But lost in the public’s romance with the brain is the most fundamental lesson neuroscience has to teach us: that the organ of our minds is a purely physical entity, conceptually and causally embedded in the natural world. Although the brain is required for almost everything we do, it never works alone. Instead, its function is inextricably linked to the body and to the environment around it. The interdependence of these factors is masked however by a cultural phenomenon I call the ‘cerebral mystique’ – a pervasive idealisation of the brain and its singular importance, which protects traditional conceptions about differences between mind and body, the freedom of will and the nature of thought itself.
But the sheer number of cells in the human brain is unlikely to explain its extraordinary capabilities. Human livers have roughly the same number of cells as brains, but certainly don’t generate the same results. Brains themselves vary in size over a considerable range – by around 50 per cent in mass and likely number of brain cells. Radical removal of half of the brain is sometimes performed as a treatment for epilepsy in children. Commenting on a cohort of more than 50 patients who underwent this procedure, a team at Johns Hopkins in Baltimore wrote that they were ‘awed by the apparent retention of memory after removal of half of the brain, either half, and by the retention of the child’s personality and sense of humour’. Clearly not every brain cell is sacred.
Blaming the brain for criminal behaviour offers an escape from outmoded principles of morality and retribution, but it still neglects the extended network of influences likely to contribute to any given situation. In the current discussion about the causes of violence in the US, it is more important than ever to maintain a broad view of how multiple factors work together in and around each individual; mental problems, gun access, media influences and social alienation can all play their parts. In other contexts, we miss analogous factors when we attribute drug addiction or adolescent misbehaviour to the brain, or when we credit the brain for creativity and intelligence. In each case, an idealised view that simply locates good and bad personal qualities in the brain is remarkably similar to old-fashioned perspectives that assigned virtue and vice to the metaphysical soul.

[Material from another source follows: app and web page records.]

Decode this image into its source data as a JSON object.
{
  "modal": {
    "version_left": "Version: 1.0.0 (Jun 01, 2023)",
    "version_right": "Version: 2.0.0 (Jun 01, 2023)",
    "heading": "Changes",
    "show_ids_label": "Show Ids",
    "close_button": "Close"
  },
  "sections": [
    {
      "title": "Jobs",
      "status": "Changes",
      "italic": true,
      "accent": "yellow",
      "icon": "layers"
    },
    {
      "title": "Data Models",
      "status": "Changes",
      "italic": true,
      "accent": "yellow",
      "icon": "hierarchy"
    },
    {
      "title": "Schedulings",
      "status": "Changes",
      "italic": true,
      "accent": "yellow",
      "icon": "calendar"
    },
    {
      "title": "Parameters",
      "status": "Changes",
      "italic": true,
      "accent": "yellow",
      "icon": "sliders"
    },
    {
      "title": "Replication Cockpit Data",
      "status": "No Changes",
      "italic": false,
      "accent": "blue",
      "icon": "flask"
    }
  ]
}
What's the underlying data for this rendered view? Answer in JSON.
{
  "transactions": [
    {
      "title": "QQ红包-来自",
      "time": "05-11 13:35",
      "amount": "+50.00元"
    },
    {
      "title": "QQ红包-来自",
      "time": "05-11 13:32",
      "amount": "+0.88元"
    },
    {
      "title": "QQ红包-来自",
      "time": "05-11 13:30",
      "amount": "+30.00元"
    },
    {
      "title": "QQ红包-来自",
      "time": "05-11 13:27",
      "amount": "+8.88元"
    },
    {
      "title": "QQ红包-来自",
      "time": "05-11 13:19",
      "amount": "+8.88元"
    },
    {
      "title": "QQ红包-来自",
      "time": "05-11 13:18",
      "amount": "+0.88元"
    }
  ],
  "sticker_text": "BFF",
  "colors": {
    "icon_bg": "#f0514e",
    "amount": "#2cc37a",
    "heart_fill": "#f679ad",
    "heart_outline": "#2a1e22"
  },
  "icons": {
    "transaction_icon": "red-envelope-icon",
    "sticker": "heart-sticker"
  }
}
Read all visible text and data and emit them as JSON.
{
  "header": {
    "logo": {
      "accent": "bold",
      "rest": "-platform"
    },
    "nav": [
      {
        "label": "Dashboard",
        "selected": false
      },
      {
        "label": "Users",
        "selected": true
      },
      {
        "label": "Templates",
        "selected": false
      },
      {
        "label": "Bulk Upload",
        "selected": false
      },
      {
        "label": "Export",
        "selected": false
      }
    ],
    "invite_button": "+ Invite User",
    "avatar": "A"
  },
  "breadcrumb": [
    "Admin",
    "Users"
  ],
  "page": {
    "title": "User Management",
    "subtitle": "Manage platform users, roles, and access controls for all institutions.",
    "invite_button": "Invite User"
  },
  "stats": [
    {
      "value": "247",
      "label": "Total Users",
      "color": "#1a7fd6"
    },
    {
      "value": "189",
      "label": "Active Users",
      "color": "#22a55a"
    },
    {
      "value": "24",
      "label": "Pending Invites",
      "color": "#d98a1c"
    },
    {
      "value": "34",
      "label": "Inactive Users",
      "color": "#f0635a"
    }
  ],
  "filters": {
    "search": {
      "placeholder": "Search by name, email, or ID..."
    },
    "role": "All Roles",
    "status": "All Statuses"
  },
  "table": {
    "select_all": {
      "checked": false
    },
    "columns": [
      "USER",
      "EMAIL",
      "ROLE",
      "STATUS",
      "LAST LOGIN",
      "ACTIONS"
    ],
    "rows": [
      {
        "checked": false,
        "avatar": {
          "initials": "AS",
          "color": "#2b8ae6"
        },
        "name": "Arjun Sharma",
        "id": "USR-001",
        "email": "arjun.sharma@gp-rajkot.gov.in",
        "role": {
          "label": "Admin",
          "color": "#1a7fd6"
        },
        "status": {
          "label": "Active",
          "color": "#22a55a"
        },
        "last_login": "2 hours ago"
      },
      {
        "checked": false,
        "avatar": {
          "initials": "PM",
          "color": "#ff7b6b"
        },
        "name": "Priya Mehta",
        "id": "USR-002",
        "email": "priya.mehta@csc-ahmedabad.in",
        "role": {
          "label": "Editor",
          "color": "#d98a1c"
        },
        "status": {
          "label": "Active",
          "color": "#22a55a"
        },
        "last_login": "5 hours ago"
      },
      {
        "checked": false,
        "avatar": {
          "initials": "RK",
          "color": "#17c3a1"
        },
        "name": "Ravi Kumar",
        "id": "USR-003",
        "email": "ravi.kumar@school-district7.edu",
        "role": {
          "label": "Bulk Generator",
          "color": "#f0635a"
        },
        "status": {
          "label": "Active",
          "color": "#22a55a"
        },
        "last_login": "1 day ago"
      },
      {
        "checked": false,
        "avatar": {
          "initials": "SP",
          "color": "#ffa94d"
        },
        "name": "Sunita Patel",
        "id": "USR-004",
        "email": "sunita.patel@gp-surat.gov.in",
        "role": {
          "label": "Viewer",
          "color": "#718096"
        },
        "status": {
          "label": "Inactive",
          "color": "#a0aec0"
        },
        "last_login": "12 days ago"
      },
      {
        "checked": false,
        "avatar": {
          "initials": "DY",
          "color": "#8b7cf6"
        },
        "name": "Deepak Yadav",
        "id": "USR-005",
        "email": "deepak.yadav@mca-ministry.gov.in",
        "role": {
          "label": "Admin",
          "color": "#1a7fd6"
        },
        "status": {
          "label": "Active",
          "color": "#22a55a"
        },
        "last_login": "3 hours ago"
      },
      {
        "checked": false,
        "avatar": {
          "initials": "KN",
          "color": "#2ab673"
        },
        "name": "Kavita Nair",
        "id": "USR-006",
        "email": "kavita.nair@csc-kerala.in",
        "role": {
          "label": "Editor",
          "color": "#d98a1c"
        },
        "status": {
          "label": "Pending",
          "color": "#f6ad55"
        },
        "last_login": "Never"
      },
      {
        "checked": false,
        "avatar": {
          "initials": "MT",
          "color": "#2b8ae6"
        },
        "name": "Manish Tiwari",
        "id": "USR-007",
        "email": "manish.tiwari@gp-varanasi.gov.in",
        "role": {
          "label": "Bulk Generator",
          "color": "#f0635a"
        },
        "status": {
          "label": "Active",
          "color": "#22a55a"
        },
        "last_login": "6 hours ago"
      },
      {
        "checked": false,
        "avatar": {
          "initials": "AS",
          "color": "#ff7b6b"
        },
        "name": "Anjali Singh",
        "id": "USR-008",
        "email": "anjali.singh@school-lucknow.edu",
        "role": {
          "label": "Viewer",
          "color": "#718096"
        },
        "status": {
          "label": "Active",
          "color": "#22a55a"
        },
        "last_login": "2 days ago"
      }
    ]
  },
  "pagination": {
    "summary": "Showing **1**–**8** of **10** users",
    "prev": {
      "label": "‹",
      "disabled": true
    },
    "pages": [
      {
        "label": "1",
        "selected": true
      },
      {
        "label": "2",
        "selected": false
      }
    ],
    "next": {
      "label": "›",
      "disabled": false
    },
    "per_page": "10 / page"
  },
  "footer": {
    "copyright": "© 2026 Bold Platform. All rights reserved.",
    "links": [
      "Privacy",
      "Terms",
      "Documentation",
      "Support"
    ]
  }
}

An updated view should instead accept that any act of brilliance or depravity arises from a combination of brain, body and environment working together. More.
This attempt to explain away the mind falls apart for someone who reads carefully: Interdependence of mind, body, and environment does not explain away the mind, much as materialists (naturalists) would love to think so. If that were true, chimps would write computer programs.
See also: What great physicists have said about immateriality and consciousness
The illusion of consciousness sees through itself.
Science fictions series 4: Naturalism and the human mind